The Lithuanian life sciences industry has skyrocketed over the last two decades – the average annual growth within the biotechnology and pharmaceutical research and production sector reached over 19%, with 90% of its output exported. in 2017 Lithuania reached 16th place in the Scientiﬁc American Worldview biotechnology rankings. Lithuania dominates many (much) larger Central and Eastern European countries and boasts the fastest growing life science industry in Europe.
Currently, there are around 300 life science private companies in Lithuania and the private sector grows more than 50% a year (the average growth of life science turnover is 58%, and of pharma products is 60%).
Lithuania can now boast of investment by such companies as Moog, Teva group, Hollister, Thermo Fisher Scientific, Intersurgical. Furthermore, most of the largest worldwide innovative pharmaceutical companies (such as Johnson & Johnson, Pfizer, Novartis, Astra Zeneca, AbbVie, Sanofi, Lilly, and many others) have subsidiaries in Lithuania.

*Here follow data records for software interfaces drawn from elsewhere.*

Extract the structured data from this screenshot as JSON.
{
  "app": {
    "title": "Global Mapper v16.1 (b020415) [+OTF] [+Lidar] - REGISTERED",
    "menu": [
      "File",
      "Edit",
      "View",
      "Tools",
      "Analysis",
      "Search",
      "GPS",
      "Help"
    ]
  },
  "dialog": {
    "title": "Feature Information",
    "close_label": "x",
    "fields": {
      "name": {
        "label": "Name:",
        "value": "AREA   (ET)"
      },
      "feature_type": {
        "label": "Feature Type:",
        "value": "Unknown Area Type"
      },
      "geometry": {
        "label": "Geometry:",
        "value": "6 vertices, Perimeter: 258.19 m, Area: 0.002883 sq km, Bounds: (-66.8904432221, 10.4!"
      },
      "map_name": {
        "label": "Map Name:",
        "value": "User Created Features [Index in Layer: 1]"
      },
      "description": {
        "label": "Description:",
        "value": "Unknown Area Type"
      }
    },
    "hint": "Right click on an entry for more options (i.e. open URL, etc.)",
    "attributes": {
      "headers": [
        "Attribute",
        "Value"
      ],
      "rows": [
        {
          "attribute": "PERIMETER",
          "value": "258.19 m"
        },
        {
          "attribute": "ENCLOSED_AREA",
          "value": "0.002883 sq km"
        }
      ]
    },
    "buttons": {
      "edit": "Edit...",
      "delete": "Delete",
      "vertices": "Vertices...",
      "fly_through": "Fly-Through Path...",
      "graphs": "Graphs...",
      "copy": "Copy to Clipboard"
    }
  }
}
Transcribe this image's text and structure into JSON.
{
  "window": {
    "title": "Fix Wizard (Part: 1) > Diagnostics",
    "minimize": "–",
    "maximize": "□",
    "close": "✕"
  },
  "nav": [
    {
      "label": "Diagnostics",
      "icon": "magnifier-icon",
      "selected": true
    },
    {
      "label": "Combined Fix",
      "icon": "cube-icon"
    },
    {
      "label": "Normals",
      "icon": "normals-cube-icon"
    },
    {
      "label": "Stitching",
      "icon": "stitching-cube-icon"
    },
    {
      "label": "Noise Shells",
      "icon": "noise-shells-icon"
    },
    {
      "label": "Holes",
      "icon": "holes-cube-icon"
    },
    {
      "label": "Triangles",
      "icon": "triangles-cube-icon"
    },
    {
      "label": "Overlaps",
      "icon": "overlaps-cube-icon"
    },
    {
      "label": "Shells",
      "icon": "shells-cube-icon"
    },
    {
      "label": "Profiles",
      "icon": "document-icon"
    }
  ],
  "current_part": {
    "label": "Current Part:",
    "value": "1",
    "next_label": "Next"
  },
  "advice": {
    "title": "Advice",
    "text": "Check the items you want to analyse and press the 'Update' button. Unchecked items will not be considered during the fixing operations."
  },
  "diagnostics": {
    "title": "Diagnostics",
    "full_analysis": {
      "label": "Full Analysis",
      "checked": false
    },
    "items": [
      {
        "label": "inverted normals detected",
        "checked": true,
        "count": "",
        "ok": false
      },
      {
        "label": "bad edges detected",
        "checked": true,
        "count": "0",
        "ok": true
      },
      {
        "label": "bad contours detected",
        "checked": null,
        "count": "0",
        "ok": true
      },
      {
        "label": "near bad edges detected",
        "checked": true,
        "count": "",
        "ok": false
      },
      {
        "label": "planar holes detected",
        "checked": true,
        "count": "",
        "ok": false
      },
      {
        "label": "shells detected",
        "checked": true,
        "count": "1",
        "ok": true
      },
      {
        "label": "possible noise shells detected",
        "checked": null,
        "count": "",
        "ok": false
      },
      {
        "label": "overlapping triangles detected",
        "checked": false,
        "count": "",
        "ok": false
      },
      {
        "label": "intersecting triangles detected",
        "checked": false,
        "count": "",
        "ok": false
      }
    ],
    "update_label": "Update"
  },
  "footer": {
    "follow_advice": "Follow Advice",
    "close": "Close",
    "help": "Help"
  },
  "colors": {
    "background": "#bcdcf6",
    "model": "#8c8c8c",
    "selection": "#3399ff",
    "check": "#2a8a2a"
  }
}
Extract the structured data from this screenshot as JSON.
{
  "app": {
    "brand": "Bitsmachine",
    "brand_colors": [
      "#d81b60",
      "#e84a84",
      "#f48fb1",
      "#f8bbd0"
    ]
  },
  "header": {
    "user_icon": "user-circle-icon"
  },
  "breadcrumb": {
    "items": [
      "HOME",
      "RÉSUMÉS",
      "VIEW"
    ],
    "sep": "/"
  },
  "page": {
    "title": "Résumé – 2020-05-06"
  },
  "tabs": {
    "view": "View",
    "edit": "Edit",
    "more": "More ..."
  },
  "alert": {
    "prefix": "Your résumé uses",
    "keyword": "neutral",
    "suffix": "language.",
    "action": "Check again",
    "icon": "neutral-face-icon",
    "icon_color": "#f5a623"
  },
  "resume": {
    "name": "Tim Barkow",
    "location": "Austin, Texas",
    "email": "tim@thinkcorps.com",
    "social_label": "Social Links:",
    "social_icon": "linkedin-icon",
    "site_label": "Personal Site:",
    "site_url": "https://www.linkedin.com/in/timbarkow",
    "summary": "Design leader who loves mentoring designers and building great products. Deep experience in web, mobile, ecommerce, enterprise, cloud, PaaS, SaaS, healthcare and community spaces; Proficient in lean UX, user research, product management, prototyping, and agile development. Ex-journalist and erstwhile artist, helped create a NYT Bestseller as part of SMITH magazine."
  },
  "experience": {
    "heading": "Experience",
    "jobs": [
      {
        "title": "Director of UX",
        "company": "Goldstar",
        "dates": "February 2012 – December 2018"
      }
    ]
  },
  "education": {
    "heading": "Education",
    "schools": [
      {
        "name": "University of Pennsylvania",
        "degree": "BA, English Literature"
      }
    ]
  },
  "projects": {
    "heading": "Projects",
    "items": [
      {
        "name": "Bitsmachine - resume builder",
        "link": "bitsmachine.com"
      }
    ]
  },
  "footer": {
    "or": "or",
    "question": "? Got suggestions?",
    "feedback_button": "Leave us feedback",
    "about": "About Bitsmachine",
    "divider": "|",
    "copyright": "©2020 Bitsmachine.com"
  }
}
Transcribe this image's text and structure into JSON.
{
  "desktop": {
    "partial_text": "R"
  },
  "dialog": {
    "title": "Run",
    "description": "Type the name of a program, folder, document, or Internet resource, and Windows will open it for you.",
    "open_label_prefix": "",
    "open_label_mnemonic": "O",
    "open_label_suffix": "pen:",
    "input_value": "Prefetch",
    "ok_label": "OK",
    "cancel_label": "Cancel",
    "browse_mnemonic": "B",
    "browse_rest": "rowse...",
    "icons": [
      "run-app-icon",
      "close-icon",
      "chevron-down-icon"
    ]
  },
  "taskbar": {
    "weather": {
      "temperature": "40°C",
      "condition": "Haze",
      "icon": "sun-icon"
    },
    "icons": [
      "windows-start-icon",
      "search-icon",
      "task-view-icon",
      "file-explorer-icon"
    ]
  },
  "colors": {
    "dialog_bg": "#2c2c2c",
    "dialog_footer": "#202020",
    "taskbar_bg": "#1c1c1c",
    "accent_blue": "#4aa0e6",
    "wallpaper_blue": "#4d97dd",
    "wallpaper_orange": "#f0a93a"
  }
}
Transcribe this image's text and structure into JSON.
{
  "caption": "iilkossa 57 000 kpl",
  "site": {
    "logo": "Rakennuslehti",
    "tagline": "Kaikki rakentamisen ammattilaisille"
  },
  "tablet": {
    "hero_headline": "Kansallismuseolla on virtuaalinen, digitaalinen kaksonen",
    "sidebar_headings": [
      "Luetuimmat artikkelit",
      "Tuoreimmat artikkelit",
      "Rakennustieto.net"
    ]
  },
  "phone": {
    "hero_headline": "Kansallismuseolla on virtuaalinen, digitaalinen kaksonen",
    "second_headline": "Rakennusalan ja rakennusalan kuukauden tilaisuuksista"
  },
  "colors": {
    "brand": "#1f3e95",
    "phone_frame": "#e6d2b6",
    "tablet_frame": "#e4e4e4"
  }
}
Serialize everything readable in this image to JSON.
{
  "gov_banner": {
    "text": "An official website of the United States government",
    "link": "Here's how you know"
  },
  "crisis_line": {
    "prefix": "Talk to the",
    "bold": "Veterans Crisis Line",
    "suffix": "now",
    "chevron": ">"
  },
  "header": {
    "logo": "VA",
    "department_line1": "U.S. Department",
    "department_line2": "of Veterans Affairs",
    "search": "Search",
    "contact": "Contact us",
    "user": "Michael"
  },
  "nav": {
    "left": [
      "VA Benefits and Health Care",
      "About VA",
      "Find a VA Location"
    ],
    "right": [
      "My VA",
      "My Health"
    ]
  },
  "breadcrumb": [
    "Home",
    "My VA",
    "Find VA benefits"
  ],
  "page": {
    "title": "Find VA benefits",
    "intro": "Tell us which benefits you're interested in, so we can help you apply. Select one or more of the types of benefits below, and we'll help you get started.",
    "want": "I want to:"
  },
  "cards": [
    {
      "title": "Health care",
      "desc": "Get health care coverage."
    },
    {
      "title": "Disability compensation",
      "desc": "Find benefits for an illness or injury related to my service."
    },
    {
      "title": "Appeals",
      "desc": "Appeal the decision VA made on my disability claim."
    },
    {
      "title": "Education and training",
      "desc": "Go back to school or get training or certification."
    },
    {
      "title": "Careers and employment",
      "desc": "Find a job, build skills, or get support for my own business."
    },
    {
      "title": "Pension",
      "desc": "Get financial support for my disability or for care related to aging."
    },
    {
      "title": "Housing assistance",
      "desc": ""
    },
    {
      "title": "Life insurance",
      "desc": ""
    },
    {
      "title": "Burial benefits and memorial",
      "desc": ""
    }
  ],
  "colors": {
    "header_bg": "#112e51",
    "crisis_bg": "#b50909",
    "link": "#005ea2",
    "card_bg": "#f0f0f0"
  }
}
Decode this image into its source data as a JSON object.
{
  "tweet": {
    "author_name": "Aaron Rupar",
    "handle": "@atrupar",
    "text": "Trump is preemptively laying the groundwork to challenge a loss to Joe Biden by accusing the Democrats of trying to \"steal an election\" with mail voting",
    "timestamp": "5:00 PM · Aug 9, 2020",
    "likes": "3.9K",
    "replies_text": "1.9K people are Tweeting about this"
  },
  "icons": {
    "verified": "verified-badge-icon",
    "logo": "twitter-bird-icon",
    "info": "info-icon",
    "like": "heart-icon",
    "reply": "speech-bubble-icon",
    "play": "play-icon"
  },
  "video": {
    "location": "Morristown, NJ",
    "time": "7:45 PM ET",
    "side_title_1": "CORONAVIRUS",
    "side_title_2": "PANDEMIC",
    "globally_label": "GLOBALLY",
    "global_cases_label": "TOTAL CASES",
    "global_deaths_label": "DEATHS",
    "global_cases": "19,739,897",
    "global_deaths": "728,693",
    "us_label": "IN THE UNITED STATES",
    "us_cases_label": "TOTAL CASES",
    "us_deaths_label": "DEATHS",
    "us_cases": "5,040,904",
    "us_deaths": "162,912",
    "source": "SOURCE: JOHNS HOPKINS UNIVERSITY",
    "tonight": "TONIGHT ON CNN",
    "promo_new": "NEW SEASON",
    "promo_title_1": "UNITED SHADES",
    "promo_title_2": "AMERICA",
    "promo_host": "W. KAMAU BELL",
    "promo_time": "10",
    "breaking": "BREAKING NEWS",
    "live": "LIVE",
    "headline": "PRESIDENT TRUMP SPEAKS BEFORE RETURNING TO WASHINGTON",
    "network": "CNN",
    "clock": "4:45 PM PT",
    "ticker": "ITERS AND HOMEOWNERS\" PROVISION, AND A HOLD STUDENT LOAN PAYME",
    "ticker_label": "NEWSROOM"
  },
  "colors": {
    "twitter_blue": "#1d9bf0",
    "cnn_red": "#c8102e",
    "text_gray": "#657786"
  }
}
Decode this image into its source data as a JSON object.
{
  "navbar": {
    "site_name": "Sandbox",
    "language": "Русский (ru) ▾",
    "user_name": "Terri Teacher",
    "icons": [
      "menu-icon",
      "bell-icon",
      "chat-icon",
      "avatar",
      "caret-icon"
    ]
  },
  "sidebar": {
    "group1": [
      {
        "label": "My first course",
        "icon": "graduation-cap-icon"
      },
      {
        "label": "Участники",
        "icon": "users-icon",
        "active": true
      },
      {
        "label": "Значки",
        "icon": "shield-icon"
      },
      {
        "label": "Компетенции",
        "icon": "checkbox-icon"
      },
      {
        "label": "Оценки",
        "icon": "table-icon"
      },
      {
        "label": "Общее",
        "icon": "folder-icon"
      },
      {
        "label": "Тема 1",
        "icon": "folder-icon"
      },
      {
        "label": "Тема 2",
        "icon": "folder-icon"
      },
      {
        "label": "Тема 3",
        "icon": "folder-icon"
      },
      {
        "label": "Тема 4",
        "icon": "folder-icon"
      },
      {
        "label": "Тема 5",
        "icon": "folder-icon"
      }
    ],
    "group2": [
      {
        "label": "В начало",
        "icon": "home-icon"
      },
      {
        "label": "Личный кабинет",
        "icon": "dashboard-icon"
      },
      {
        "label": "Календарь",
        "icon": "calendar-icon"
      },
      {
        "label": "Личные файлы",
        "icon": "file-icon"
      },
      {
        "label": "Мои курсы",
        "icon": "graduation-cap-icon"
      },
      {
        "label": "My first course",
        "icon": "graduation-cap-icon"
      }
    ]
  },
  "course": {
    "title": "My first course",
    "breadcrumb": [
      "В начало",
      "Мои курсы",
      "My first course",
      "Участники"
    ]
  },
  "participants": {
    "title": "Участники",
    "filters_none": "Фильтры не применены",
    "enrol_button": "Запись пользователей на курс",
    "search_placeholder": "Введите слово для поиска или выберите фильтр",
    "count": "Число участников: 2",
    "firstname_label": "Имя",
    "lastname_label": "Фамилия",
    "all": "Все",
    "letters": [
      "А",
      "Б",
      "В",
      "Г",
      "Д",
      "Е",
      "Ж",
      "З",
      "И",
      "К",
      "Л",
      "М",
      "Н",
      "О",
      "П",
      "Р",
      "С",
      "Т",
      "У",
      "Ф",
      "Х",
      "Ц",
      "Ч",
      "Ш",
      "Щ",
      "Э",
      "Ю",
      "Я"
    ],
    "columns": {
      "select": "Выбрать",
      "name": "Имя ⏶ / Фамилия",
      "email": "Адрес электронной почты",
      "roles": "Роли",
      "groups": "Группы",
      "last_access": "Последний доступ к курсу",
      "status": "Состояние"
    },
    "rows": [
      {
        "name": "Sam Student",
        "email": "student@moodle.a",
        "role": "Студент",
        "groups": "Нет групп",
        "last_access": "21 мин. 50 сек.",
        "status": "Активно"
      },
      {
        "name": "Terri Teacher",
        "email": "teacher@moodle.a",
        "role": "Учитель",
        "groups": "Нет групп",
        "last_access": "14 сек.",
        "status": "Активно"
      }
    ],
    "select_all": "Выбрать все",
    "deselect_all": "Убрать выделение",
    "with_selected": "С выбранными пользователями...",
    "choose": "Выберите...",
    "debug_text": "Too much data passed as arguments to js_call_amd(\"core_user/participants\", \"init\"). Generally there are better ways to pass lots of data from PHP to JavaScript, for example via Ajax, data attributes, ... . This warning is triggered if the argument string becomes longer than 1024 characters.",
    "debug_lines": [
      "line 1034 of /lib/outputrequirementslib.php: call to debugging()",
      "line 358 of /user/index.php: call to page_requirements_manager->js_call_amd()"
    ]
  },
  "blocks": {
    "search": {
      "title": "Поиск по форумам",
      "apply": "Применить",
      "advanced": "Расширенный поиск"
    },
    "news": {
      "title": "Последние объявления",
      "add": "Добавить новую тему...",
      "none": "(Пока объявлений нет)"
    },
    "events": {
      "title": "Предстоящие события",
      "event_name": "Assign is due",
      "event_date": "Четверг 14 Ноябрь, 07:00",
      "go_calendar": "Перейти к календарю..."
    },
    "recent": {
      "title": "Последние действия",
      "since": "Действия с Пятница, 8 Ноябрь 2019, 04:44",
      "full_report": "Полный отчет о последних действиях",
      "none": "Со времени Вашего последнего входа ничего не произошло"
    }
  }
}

Moreover, Lithuania, which hopes to become the most attractive country in Europe for the development of Life Sciences, aims to have the sector yield five percent of GDP by 2030. Currently, the sector contributes more than one percent to Lithuania’s GDP, which is already six times the EU average.
Today’s success is not novel – the roots of the Lithuanian Life Sciences sector date back to the Soviet Union, when the Lithuanian sector was among the strongest in all the Soviet Republics.
The recipe for a strong Lithuanian Life Sciences sector includes, first, a well-developed educational system and qualified labor. Thus: 11% of all students (around 10,000) study Life Sciences in eight universities and nine colleges; there is an expert pool of 18,000 active life science researchers; and there are 16 research & development centers and five science centers which receive over 400 million euros of investments into equipment and infrastructure.
Second, the recipe requires low costs and financial incentives. Thus: the country receives an estimated 400 million euros in EU structural & national support towards five specialized science and tech centers; there is a triple deduction of R&D cost from income tax; taxable profits are reduced by 50% if companies invest into substantial tech improvements; there is funding or reimbursement of the patenting costs for both academic institutions and private companies; and there are microgrants (so-called “innovation cheques”).
Finally, the recipe calls for a global outlook. Thus: 90% of Lithuanian life-science production is exported, to more than 100 countries; Medical device exports (including re-exports) have doubled since 2008 (particularly to the UK, Spain, Russia, France, and the US); every 10th scientific laser in the world was produced in Lithuania – and Lithuanian femtosecond laser systems take up to ten percent of the global market; there is a wide network of bilateral treaties on the protection of foreign direct investment against adverse state action; and there is a bilateral agreement with the Russian Federation on the promotion and reciprocal protection of investments making it a favorable starting platform for investments in Russia.
Lithuania, however, still has a lot of challenges ahead, which need to be addressed by the new Government, which will take office in November 2020. The main issues to solve during the upcoming political season include: Finding ways to apply R&D incentives to statistical, analytical, or data collection activities, as today the incentives are only applied to novel R&D activities which can be proven to have been performed in search of a solution to a technical problem; relaxing the requirements for innovative medicine reimbursement, as the current requirements remain overly strict and prevent Lithuanian patients from getting quick access to the most modern treatment and it sometimes takes up to ten years for new medicines to be included on the reimbursed medicines list; ensuring maximum transparency in project management and fund allocation; and removing unnecessary paperwork and administrative burdens, as well as unjustified economic barriers to the reimbursement of medicines, especially for oncological and rare diseases.
In general, the direction in which Lithuanian decision-makers are going is the right one, especially in terms of facilitating dialogue and listening to the arguments of all involved stakeholders. Despite that, as well as strong roots in Life Sciences, Lithuania has to think about issues of the future, including emigration, demographic challenges, and regional competition. This will become even more apparent after the Lithuanian parliamentary elections in October 2020.
By Ruta Pumputiene, Partner, Ruta Pumputiene Law Firm